“For example, we were a pioneer of scrubber technology, investing around €100m in helping to develop, test and implement it on many of our ships.
“DFDS was also taking the necessary steps to adapt the route network to the sulphur rules and did wind up a few routes that were already weak and would have no chance of surviving anyway.
“Another benefit of the new sulphur regulations has been the greater transparency that this has brought with it in terms of disclosing fuel costs and surcharges to customers. We welcome any move to improve and protect the marine environment in which we operate and are fully supportive of this legislation from that perspective.”
And what of the challenges facing Jensen on the busiest of ferry services? “One of the key challenges I face in my role as head of the Channel business at DFDS is ensuring that we are able to provide our customers with a reliable, high-quality service that is underpinned with the right level of frequency for both freight and tourist customers,” he replies. “I believe that our two latest ships on the Calais service form an important platform for delivering on that commitment.
“Another challenge for our Calais service is helping to rebuild the reputation of Calais as a safe and convenient port for cross-Channel freight and tourist traffic.
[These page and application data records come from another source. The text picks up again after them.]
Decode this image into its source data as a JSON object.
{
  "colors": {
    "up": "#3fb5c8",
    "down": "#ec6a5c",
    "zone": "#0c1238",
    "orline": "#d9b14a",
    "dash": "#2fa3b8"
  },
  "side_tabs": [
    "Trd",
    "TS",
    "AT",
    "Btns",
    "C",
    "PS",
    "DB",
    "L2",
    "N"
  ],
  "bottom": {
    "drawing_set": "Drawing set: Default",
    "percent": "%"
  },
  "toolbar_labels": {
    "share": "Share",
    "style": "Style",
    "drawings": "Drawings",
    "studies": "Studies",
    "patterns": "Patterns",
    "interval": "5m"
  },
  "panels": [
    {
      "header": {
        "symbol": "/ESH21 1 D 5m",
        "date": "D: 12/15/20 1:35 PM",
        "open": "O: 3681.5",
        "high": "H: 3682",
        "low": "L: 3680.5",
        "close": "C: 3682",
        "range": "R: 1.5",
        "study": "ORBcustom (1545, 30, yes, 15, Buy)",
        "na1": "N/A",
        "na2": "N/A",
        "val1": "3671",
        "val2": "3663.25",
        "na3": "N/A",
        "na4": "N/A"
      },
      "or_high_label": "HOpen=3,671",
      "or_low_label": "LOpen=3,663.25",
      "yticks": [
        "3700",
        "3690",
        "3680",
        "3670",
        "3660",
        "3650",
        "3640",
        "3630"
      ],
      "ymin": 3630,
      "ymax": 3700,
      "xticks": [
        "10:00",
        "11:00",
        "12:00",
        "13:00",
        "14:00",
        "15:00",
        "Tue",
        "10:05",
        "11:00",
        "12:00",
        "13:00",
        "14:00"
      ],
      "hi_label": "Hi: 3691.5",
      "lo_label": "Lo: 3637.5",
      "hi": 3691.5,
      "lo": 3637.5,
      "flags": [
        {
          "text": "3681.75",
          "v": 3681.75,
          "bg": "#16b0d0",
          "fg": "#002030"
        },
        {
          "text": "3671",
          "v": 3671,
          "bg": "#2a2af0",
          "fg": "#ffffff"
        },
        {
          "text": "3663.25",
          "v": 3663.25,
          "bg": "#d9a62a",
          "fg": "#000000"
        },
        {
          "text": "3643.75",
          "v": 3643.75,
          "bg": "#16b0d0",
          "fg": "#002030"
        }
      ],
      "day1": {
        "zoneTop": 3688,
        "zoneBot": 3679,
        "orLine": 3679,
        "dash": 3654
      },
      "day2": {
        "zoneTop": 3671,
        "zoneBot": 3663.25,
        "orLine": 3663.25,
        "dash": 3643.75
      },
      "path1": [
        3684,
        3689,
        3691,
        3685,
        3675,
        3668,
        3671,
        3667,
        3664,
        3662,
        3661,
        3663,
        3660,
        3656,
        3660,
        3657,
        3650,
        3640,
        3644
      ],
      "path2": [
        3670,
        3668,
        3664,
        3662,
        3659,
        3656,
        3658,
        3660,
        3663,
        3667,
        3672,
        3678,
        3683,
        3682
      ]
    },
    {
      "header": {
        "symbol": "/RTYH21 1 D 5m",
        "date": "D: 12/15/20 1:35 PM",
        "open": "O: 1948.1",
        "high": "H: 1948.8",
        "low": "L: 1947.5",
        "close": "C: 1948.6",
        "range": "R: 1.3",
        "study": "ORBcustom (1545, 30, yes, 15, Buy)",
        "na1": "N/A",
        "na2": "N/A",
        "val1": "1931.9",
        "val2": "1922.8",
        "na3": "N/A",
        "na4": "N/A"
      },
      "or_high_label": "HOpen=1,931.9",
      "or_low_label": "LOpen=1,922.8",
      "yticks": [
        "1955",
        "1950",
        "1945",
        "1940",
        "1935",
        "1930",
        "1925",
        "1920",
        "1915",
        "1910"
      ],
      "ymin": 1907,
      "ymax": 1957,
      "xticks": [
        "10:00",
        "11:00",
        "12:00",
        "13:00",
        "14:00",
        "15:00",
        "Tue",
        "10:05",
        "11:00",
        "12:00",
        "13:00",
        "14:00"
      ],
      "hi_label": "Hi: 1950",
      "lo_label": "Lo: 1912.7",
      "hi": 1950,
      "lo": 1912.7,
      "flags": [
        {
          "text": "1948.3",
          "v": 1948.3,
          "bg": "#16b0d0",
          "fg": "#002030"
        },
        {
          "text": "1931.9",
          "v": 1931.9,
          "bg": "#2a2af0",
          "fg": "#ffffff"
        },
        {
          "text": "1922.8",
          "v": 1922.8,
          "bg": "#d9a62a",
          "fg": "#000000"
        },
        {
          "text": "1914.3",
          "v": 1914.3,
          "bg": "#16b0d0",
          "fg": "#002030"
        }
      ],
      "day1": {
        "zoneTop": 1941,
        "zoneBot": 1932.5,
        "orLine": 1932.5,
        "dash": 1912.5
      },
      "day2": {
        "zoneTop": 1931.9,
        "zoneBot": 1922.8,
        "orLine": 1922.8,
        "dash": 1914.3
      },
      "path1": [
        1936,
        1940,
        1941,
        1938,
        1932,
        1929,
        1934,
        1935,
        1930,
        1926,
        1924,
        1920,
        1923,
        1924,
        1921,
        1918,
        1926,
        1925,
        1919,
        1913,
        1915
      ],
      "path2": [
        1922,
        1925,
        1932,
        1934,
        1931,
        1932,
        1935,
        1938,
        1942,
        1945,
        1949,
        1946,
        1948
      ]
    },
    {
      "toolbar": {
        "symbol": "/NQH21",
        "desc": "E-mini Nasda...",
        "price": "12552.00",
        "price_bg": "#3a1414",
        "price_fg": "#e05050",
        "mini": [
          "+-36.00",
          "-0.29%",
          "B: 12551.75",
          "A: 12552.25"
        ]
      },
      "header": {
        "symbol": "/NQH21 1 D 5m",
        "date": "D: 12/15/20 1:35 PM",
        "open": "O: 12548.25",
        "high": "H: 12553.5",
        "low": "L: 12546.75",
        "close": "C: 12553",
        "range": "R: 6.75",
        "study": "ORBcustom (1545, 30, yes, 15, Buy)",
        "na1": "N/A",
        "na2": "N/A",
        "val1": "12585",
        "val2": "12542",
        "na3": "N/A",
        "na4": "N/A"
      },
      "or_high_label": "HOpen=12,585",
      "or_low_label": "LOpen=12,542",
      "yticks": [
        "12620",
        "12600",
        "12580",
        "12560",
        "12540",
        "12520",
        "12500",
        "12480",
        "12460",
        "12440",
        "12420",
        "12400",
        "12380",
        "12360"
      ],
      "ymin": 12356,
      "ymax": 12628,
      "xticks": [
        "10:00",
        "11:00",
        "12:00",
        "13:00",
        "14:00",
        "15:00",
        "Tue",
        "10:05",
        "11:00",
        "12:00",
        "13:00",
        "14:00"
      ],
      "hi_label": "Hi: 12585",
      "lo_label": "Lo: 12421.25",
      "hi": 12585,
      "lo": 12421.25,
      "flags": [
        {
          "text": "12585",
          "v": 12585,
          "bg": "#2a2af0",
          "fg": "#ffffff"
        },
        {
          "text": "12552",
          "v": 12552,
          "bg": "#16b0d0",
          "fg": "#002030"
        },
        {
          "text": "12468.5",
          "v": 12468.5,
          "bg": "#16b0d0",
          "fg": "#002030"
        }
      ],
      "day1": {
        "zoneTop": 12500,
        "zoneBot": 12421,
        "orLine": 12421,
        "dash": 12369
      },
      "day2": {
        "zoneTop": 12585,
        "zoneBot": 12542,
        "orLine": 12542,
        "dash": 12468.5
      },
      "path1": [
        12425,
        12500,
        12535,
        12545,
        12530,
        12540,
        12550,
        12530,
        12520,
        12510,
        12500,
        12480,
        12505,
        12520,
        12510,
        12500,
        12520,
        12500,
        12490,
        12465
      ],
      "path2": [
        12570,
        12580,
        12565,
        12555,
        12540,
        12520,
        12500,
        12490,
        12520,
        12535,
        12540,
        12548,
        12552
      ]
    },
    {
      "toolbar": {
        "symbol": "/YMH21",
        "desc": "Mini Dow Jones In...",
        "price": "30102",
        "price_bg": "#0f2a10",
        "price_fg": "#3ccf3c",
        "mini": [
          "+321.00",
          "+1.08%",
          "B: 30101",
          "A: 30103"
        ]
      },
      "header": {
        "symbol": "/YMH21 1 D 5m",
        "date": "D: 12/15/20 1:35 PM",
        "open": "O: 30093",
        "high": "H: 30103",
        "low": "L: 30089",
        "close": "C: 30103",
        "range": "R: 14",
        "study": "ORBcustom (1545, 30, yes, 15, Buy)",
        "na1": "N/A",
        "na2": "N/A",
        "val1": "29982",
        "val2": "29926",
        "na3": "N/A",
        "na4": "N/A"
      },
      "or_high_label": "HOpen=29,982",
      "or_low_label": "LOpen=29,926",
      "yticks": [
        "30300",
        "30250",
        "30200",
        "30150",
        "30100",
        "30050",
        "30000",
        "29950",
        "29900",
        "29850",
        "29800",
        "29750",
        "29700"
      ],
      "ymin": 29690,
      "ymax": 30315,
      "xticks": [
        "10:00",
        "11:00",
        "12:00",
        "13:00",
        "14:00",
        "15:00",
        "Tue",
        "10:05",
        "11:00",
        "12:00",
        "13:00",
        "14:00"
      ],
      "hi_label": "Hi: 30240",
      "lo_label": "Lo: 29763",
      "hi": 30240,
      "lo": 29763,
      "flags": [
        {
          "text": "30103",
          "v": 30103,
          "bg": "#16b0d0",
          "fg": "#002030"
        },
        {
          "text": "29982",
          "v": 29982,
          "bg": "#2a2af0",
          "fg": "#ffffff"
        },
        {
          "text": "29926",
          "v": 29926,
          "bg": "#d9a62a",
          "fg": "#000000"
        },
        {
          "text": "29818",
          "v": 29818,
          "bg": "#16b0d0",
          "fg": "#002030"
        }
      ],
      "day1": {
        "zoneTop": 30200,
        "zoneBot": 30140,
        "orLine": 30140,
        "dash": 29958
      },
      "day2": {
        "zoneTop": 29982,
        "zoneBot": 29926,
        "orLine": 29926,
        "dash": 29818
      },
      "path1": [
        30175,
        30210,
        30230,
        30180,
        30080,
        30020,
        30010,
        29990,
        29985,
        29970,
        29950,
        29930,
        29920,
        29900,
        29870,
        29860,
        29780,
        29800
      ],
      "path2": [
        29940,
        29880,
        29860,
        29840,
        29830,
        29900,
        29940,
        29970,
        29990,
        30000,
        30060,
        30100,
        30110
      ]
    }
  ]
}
As a major service provider and employer in the region, we need to work with the local authorities to reassure ferry users that the port is open and safe for business.”
And on the UK side, what can be done there? “I am also keen to ensure that we avoid the need for Operation Stack,” says Jensen. “Whilst I am confident that the chaos from last summer will not be repeated again, it is imperative that we have a viable solution for effectively managing traffic flow on the approach to Dover and Folkestone during peak periods, should delays occur.”
Share this story